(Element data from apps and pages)

-.-.-

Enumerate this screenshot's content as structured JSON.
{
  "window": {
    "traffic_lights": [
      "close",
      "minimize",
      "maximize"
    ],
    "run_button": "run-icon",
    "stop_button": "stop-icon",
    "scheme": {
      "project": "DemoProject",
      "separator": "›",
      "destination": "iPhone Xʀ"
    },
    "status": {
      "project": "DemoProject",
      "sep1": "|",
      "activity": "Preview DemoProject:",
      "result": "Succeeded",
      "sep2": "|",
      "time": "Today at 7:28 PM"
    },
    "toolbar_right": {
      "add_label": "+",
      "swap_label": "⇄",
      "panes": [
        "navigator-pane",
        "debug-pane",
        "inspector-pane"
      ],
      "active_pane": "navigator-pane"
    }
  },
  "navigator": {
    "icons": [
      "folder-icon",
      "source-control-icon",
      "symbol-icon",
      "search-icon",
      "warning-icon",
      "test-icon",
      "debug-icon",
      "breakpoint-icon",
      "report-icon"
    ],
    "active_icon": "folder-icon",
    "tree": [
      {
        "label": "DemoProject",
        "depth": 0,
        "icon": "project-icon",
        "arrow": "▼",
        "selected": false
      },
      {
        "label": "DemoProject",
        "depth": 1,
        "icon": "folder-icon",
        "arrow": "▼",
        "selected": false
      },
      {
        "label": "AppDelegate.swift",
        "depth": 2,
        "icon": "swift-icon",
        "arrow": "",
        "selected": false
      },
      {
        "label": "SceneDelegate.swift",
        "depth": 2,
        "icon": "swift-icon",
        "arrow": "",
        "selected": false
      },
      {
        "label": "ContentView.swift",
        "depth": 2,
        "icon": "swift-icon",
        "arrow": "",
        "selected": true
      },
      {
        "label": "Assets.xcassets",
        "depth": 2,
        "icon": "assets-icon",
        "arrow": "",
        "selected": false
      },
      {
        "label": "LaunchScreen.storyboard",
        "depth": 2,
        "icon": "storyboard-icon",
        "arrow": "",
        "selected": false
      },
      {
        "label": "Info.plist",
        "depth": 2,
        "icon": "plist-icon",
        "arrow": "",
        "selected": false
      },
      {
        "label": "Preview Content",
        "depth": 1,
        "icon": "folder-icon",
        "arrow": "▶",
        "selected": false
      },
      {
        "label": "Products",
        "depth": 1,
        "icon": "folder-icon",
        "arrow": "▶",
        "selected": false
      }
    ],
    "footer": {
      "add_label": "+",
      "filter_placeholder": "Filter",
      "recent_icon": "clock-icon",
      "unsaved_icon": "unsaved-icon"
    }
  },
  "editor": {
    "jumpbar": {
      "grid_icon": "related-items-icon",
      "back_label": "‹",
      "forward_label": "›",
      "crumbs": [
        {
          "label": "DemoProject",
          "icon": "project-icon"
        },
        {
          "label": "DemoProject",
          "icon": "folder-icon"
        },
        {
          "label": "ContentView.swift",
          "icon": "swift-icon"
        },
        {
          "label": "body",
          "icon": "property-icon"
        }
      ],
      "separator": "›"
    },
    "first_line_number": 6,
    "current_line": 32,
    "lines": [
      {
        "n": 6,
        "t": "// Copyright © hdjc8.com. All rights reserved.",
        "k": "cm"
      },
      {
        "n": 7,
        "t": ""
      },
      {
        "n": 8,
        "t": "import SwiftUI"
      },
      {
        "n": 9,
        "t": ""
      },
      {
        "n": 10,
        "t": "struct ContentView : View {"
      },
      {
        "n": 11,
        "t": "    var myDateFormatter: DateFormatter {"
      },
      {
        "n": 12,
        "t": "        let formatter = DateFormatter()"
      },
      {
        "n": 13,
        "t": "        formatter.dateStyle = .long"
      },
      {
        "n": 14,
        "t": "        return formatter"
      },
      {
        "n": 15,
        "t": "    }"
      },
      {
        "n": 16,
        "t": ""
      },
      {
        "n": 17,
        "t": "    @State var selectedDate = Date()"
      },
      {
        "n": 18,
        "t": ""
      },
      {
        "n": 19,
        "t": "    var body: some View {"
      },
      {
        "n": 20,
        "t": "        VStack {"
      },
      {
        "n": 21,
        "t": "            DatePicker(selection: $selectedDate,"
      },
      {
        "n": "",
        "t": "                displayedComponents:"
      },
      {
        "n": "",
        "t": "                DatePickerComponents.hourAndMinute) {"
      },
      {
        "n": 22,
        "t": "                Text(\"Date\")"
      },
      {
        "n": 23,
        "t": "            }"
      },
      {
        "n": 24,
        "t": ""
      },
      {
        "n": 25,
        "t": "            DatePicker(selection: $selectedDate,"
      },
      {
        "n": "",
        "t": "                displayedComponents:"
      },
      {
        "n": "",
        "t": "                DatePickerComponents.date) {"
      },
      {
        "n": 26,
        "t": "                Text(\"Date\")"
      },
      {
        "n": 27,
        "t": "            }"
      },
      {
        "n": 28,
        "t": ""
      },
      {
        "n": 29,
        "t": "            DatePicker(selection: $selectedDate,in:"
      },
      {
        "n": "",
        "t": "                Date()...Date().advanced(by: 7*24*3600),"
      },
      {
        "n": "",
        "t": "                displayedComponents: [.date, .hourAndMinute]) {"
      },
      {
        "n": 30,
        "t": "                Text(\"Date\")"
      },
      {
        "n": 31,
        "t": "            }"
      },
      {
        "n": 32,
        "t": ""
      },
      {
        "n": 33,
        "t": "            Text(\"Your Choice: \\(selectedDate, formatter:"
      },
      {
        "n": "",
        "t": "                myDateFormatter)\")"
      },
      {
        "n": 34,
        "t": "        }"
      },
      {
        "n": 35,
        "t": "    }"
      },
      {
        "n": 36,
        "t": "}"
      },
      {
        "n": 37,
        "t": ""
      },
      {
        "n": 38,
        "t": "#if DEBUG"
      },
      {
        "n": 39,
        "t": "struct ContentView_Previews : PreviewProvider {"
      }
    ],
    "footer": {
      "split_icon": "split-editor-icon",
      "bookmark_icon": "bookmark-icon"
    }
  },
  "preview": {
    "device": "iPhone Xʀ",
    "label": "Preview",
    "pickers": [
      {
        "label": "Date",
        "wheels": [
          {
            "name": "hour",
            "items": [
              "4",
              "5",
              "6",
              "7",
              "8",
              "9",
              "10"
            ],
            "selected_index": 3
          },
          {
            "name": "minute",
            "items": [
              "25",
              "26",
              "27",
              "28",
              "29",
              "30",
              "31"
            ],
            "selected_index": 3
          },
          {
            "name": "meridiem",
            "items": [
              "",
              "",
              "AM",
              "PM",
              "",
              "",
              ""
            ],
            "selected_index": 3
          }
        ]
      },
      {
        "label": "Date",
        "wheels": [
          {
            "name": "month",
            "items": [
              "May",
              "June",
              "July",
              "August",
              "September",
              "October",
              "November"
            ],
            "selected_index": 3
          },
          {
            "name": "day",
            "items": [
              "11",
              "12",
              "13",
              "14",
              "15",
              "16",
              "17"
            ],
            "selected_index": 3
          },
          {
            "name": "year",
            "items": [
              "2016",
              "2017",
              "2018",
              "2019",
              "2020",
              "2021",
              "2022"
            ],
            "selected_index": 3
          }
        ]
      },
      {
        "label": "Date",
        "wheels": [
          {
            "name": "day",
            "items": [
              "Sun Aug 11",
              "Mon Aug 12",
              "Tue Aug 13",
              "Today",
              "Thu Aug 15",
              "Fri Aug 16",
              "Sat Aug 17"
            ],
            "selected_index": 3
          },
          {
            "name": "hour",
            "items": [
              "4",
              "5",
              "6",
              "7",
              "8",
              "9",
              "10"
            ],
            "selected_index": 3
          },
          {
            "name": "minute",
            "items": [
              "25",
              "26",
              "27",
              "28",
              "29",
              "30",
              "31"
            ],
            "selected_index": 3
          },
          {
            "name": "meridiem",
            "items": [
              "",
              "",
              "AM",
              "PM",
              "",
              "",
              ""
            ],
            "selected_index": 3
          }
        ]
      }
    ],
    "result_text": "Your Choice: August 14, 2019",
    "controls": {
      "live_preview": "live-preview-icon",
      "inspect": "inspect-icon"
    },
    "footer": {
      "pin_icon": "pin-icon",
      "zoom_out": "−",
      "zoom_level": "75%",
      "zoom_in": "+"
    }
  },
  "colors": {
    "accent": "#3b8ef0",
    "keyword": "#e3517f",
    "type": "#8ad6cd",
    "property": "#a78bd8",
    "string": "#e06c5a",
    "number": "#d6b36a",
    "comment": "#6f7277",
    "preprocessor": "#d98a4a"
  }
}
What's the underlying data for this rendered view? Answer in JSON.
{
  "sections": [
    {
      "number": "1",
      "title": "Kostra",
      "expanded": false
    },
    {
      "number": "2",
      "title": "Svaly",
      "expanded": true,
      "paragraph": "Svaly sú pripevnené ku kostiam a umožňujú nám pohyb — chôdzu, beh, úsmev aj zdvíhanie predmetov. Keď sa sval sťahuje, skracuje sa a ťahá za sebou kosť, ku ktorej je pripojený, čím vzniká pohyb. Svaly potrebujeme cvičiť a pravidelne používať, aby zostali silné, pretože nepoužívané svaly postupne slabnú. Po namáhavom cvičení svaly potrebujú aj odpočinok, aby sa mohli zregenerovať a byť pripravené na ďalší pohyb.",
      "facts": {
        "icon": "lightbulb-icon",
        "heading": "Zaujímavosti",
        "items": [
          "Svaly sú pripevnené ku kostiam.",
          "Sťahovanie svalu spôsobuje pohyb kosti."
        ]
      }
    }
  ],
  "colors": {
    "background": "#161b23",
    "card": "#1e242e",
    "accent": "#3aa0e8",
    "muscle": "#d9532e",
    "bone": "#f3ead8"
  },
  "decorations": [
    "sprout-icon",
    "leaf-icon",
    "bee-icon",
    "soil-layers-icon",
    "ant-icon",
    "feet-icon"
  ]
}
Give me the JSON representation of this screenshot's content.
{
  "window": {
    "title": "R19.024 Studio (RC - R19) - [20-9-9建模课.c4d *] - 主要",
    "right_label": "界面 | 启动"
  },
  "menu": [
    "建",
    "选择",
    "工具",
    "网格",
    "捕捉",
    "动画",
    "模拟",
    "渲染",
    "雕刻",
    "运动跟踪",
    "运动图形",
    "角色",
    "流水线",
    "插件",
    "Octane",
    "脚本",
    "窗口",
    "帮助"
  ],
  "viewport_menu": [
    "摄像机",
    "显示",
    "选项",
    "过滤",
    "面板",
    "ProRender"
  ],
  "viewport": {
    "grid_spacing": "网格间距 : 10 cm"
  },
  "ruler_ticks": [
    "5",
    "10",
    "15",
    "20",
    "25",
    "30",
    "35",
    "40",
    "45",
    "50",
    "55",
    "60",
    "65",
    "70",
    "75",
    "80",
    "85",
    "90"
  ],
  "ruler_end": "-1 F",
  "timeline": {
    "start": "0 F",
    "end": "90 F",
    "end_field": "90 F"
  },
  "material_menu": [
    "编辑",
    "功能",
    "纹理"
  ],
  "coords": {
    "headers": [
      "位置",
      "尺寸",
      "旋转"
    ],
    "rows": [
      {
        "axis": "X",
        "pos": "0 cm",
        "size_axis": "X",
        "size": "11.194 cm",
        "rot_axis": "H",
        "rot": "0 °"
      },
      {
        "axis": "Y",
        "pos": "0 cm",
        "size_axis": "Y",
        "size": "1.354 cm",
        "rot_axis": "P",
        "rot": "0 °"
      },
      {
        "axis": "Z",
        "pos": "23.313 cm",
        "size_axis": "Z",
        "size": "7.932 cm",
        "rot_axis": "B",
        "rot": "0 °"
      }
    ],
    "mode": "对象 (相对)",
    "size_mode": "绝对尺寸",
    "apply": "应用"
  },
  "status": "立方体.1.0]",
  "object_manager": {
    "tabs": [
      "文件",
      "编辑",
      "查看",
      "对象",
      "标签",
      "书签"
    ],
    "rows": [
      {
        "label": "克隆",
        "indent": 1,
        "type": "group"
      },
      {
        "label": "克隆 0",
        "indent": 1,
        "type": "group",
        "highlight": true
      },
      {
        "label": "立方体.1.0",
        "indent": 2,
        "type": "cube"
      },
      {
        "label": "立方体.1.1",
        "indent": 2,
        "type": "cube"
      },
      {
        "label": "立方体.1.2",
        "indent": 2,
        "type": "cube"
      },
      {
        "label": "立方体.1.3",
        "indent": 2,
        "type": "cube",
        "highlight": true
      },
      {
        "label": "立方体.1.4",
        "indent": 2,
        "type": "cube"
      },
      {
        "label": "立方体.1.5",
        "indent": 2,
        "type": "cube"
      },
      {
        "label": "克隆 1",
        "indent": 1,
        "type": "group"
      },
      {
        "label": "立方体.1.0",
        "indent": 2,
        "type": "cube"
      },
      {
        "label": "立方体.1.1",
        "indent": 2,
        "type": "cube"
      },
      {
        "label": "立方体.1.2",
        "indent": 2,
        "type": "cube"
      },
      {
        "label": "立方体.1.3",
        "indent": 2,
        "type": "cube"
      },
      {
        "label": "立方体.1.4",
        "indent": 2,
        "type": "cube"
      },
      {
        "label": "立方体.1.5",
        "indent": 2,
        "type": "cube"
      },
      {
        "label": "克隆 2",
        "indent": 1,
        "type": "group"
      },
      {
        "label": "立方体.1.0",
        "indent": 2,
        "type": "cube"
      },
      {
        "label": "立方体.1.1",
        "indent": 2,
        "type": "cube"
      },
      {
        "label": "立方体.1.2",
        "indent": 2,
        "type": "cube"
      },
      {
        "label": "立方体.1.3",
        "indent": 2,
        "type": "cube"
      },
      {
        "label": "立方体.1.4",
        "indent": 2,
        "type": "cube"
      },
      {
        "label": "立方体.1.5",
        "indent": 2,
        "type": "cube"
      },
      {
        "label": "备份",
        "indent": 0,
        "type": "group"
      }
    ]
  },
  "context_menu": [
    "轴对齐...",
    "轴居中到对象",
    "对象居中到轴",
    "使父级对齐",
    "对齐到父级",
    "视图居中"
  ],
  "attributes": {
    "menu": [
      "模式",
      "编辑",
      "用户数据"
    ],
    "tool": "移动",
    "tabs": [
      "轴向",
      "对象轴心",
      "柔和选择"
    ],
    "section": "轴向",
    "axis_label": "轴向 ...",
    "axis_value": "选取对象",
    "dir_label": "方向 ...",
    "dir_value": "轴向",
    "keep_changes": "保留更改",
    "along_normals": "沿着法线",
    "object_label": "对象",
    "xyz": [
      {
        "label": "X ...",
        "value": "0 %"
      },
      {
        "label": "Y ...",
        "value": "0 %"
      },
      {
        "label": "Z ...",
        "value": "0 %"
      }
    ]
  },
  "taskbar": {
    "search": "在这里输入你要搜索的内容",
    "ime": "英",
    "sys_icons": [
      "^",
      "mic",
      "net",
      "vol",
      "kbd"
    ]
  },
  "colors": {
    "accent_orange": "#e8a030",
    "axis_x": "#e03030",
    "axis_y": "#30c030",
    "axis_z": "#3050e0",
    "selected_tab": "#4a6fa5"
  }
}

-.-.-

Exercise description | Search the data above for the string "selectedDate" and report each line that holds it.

Result |
        "t": "    @State var selectedDate = Date()"
        "t": "            DatePicker(selection: $selectedDate,"
        "t": "            DatePicker(selection: $selectedDate,"
        "t": "            DatePicker(selection: $selectedDate,in:"
        "t": "            Text(\"Your Choice: \\(selectedDate, formatter:"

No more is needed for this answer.